These findings suggest that the use of narrow networks could exacerbate existing challenges in meeting mental health care demands. In response, federal and state policy should clarify network adequacy standards to assure mental health care parity and reasonable access to care.

The Study

The authors compared mental health and primary care providers in 2016 ACA plan using plan, network, and provider level data. They obtained a list of providers participating in each network from Vericred, a company that maintains complete provider-network data. Provider characteristics such as specialty and type were obtained from the Centers for Medicare and Medicaid Services, and plan characteristics such service area were obtained from the Robert Wood Johnson Foundation’s Health Insurance Exchange data set. They identified 531 unique provider networks offered by 281 different insurers, representing a nearly complete picture of plans on the ACA marketplaces.

The mental health provider group included psychiatrists and nonphysician mental health specialists such as psychologists, specialized NPs and PAs, and other behavioral specialists, counselors, and therapists with masters or doctoral degrees. The primary care provider group included physicians with a primary care internal medicine specialty, and nonphysicians such as NPs and PAs.  

Eligible providers for a network practiced in a county where a plan associated with the network was sold. Participating providers were those assigned to at least one plan network offered in the marketplaces. Network size was estimated by the ratio of the number of providers participating in each network to the total number of providers eligible for network participation in each state, and by the ratio of the number of providers participating in each network to the total number of providers participating in at least one network in each state. The authors also categorized network size with consumer-friendly groupings used in prior studies. Specifically, “narrow” networks were defined as including fewer than 25 percent of total providers in the state.

Study limitations included the absence of social workers in the dataset, and incomplete information on behavioral health carve-outs, which use specialized management firms to deliver mental health care to enrollees. These may result in under-reporting of mental health care providers. 
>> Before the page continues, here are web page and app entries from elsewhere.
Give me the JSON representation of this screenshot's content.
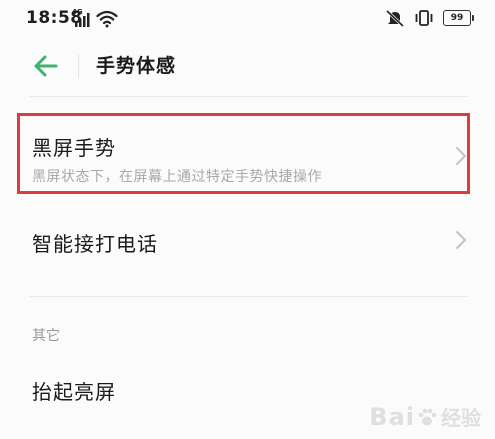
{
  "status_bar": {
    "time": "18:58",
    "network_label": "4G",
    "battery_level": "99"
  },
  "header": {
    "title": "手势体感"
  },
  "items": [
    {
      "title": "黑屏手势",
      "subtitle": "黑屏状态下，在屏幕上通过特定手势快捷操作"
    },
    {
      "title": "智能接打电话"
    }
  ],
  "section": {
    "label": "其它"
  },
  "items_other": [
    {
      "title": "抬起亮屏"
    }
  ],
  "watermark": {
    "brand": "Bai",
    "brand_suffix": "经验"
  },
  "colors": {
    "accent": "#3cb371",
    "highlight": "#e03a41",
    "subtitle": "#a8a8a8"
  }
}
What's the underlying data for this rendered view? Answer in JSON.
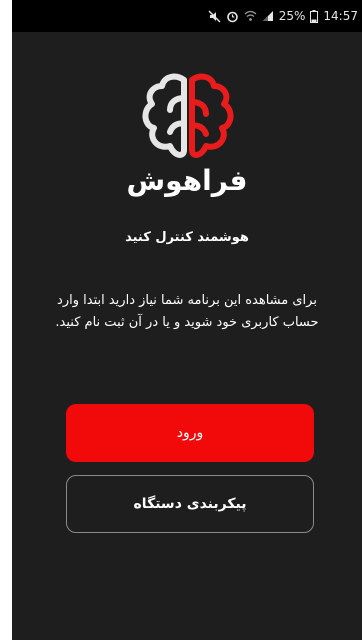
{
  "status_bar": {
    "battery_percent": "25%",
    "time": "14:57",
    "icons": [
      "mute-icon",
      "alarm-icon",
      "wifi-icon",
      "signal-icon",
      "battery-icon"
    ]
  },
  "brand": {
    "logo_icon": "brain-icon",
    "wordmark": "فراهوش",
    "colors": {
      "left_brain": "#e6e6e6",
      "right_brain": "#e81c1c"
    }
  },
  "welcome": {
    "headline": "هوشمند کنترل کنید",
    "description": "برای مشاهده این برنامه شما نیاز دارید ابتدا وارد حساب کاربری خود شوید و یا در آن ثبت نام کنید."
  },
  "actions": {
    "login_label": "ورود",
    "configure_device_label": "پیکربندی دستگاه"
  },
  "theme": {
    "background": "#1e1e1e",
    "accent": "#f20a0a"
  }
}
Lead Author:

Dr. Jane M. Zhu

Jane M. Zhu, MD, MPP, is a practicing internist, a 2016-2018 National Clinician Scholar, and an associate fellow at the Leonard Davis Institute of Health Economics at the University of Pennsylvania. She is interested in how reforms in delivery systems organization, health insurance, and provider payment affect access to and quality of care, particularly in chronic disease management and mental/behavioral health. She received her undergraduate degree at Duke University, and obtained dual degrees in medicine and public policy from Harvard Medical School and the Harvard Kennedy School of Government. She completed her residency training in internal medicine at the University of California, San Francisco.

 

LDI Research Briefs are produced by LDI's policy team. For more information please contact Janet Weiner at weinerja@pennmedicine.upenn.edu.